Could you filter the listing for lines with the word "true" and return them?

--- DATA TO USE Enclosed Below ---

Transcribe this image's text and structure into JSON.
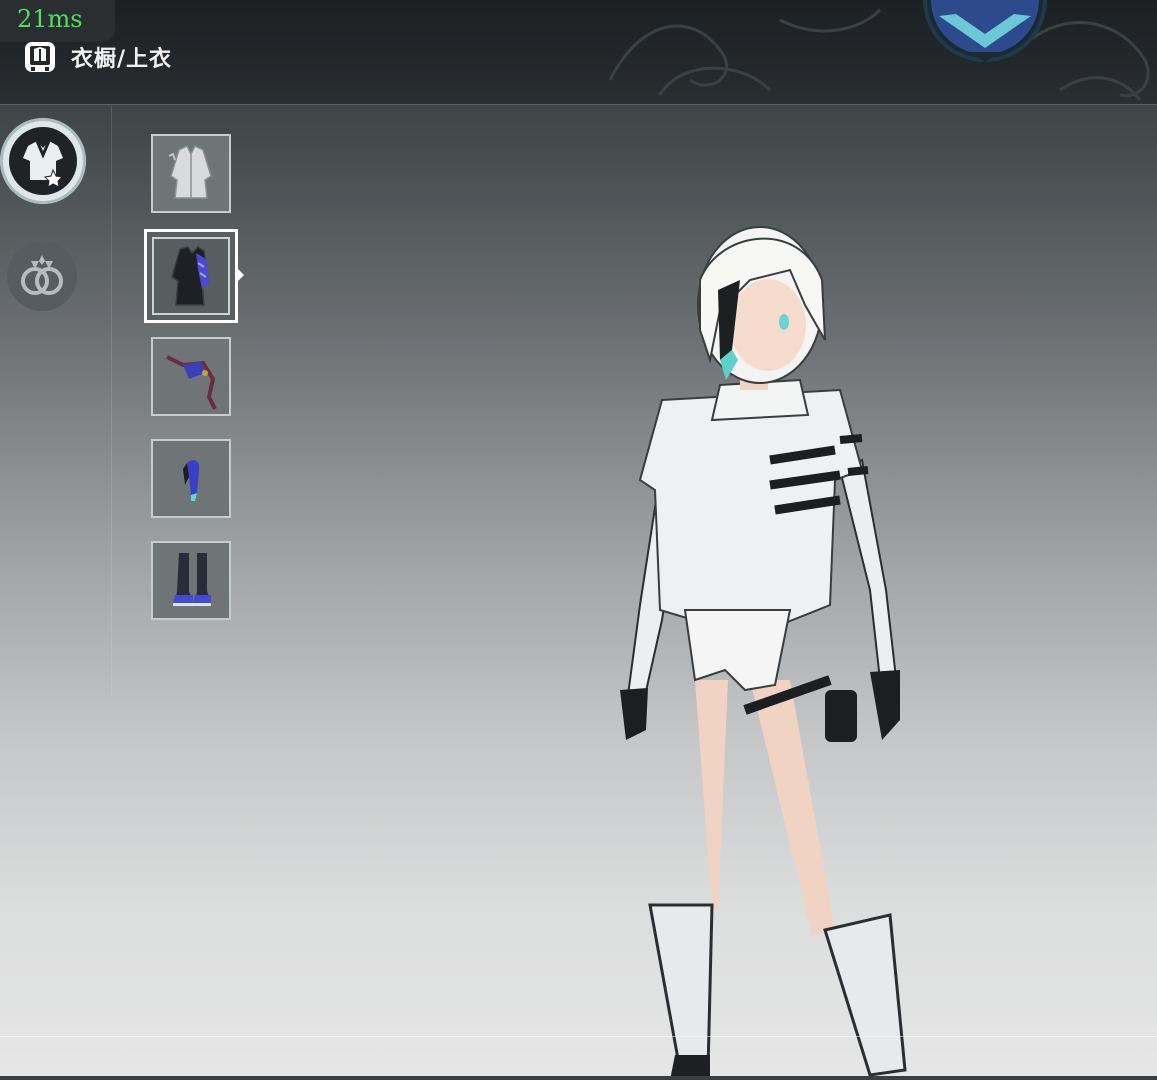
{
  "hud": {
    "latency": "21ms"
  },
  "header": {
    "breadcrumb": "衣橱/上衣",
    "breadcrumb_icon": "wardrobe-icon"
  },
  "categories": [
    {
      "icon": "shirt-icon",
      "selected": true
    },
    {
      "icon": "rings-icon",
      "selected": false
    }
  ],
  "outfit_slots": [
    {
      "icon": "white-coat-icon",
      "selected": false
    },
    {
      "icon": "black-jacket-icon",
      "selected": true
    },
    {
      "icon": "sash-accessory-icon",
      "selected": false
    },
    {
      "icon": "blue-hairpiece-icon",
      "selected": false
    },
    {
      "icon": "boots-icon",
      "selected": false
    }
  ],
  "colors": {
    "accent_text": "#4ee05a",
    "slot_border": "#c9cccd",
    "selected_border": "#ffffff"
  }
}
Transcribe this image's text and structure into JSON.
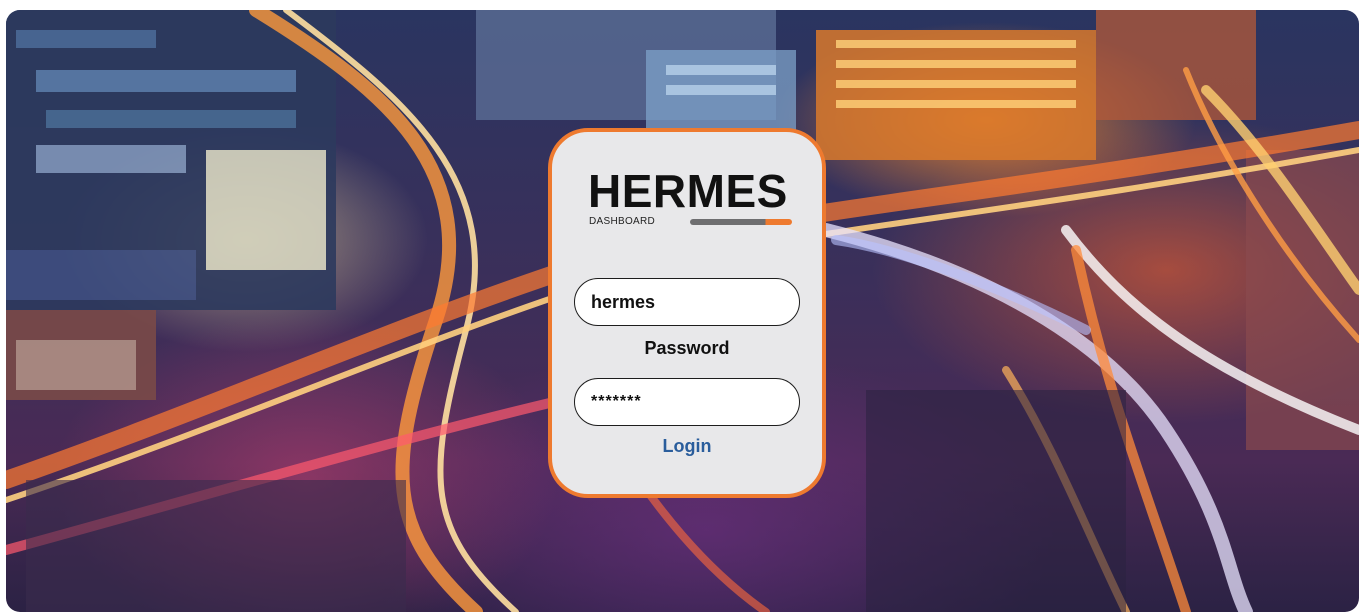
{
  "background": {
    "description_icon": "city-highway-night-photo"
  },
  "brand": {
    "title": "HERMES",
    "subtitle": "DASHBOARD",
    "accent_color": "#ee7a2f",
    "bar_color": "#6e6e70"
  },
  "login": {
    "username_value": "hermes",
    "password_label": "Password",
    "password_value": "*******",
    "login_label": "Login",
    "card_border_color": "#ee7a2f",
    "card_background": "#e8e8ea",
    "login_color": "#2a5d9c"
  }
}
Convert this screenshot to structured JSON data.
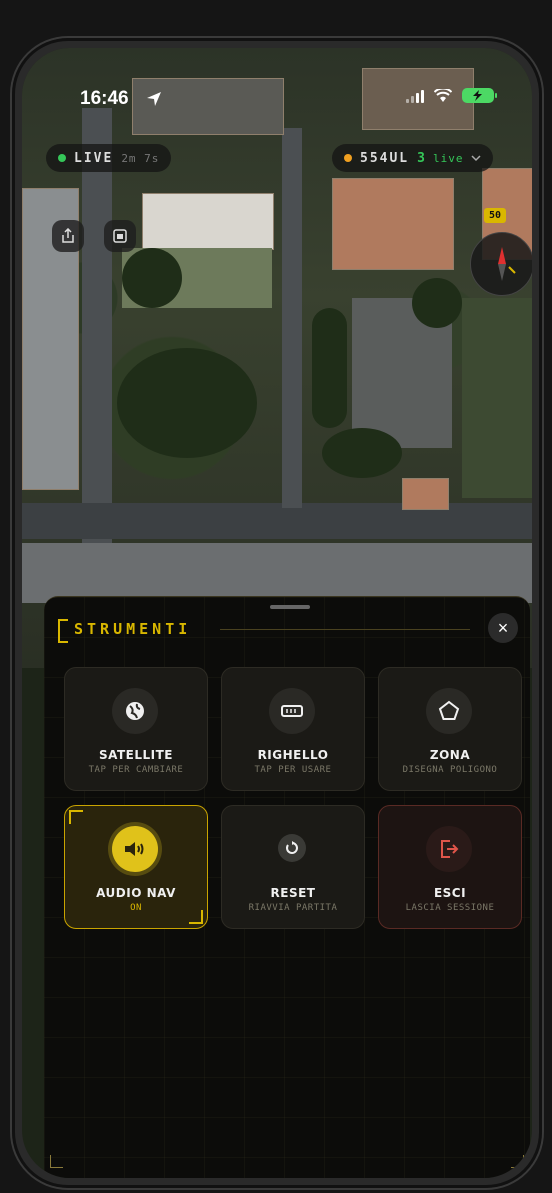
{
  "status_bar": {
    "time": "16:46"
  },
  "top_bar": {
    "live_label": "LIVE",
    "live_sub": "2m 7s",
    "team_code": "554UL",
    "team_count": "3",
    "team_sub": "live"
  },
  "map": {
    "speed_limit": "50"
  },
  "sheet": {
    "title": "STRUMENTI",
    "close_label": "×",
    "tools": [
      {
        "id": "satellite",
        "label": "SATELLITE",
        "sub": "TAP PER CAMBIARE",
        "icon": "globe-icon"
      },
      {
        "id": "ruler",
        "label": "RIGHELLO",
        "sub": "TAP PER USARE",
        "icon": "ruler-icon"
      },
      {
        "id": "zone",
        "label": "ZONA",
        "sub": "DISEGNA POLIGONO",
        "icon": "pentagon-icon"
      },
      {
        "id": "audio",
        "label": "AUDIO NAV",
        "sub": "ON",
        "icon": "speaker-icon"
      },
      {
        "id": "reset",
        "label": "RESET",
        "sub": "RIAVVIA PARTITA",
        "icon": "reset-icon"
      },
      {
        "id": "exit",
        "label": "ESCI",
        "sub": "LASCIA SESSIONE",
        "icon": "exit-icon"
      }
    ]
  },
  "colors": {
    "accent": "#d9b700",
    "danger": "#e0554a",
    "live": "#35c759",
    "team": "#f0a020"
  }
}
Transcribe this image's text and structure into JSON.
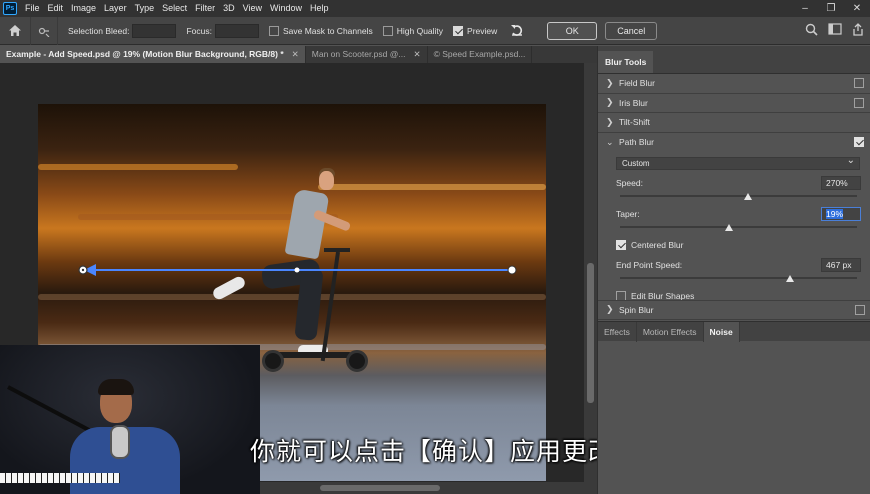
{
  "app": {
    "logo": "Ps"
  },
  "menu": [
    "File",
    "Edit",
    "Image",
    "Layer",
    "Type",
    "Select",
    "Filter",
    "3D",
    "View",
    "Window",
    "Help"
  ],
  "window_controls": [
    "–",
    "❐",
    "✕"
  ],
  "options_bar": {
    "selection_bleed_label": "Selection Bleed:",
    "focus_label": "Focus:",
    "save_mask_label": "Save Mask to Channels",
    "save_mask_checked": false,
    "high_quality_label": "High Quality",
    "high_quality_checked": false,
    "preview_label": "Preview",
    "preview_checked": true,
    "ok_label": "OK",
    "cancel_label": "Cancel"
  },
  "tabs": [
    {
      "label": "Example - Add Speed.psd @ 19% (Motion Blur Background, RGB/8) *",
      "active": true
    },
    {
      "label": "Man on Scooter.psd @...",
      "active": false
    },
    {
      "label": "© Speed Example.psd...",
      "active": false
    }
  ],
  "subtitle": "你就可以点击【确认】应用更改",
  "panel": {
    "title": "Blur Tools",
    "sections": [
      {
        "label": "Field Blur",
        "checked": false,
        "expanded": false
      },
      {
        "label": "Iris Blur",
        "checked": false,
        "expanded": false
      },
      {
        "label": "Tilt-Shift",
        "checked": false,
        "expanded": false
      },
      {
        "label": "Path Blur",
        "checked": true,
        "expanded": true
      }
    ],
    "path_blur": {
      "preset": "Custom",
      "speed_label": "Speed:",
      "speed_value": "270%",
      "speed_pos": 0.54,
      "taper_label": "Taper:",
      "taper_value": "19%",
      "taper_pos": 0.46,
      "centered_label": "Centered Blur",
      "centered_checked": true,
      "endpoint_label": "End Point Speed:",
      "endpoint_value": "467 px",
      "endpoint_pos": 0.71,
      "edit_shapes_label": "Edit Blur Shapes",
      "edit_shapes_checked": false
    },
    "spin_blur": {
      "label": "Spin Blur",
      "checked": false
    },
    "bottom_tabs": [
      {
        "label": "Effects",
        "active": false
      },
      {
        "label": "Motion Effects",
        "active": false
      },
      {
        "label": "Noise",
        "active": true
      }
    ]
  }
}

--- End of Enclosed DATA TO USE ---

ANSWER AREA
      "selected": true
      "selected": true
    "preview_checked": true,
      "active": true
        "checked": true,
        "expanded": true
      "centered_checked": true,
        "active": true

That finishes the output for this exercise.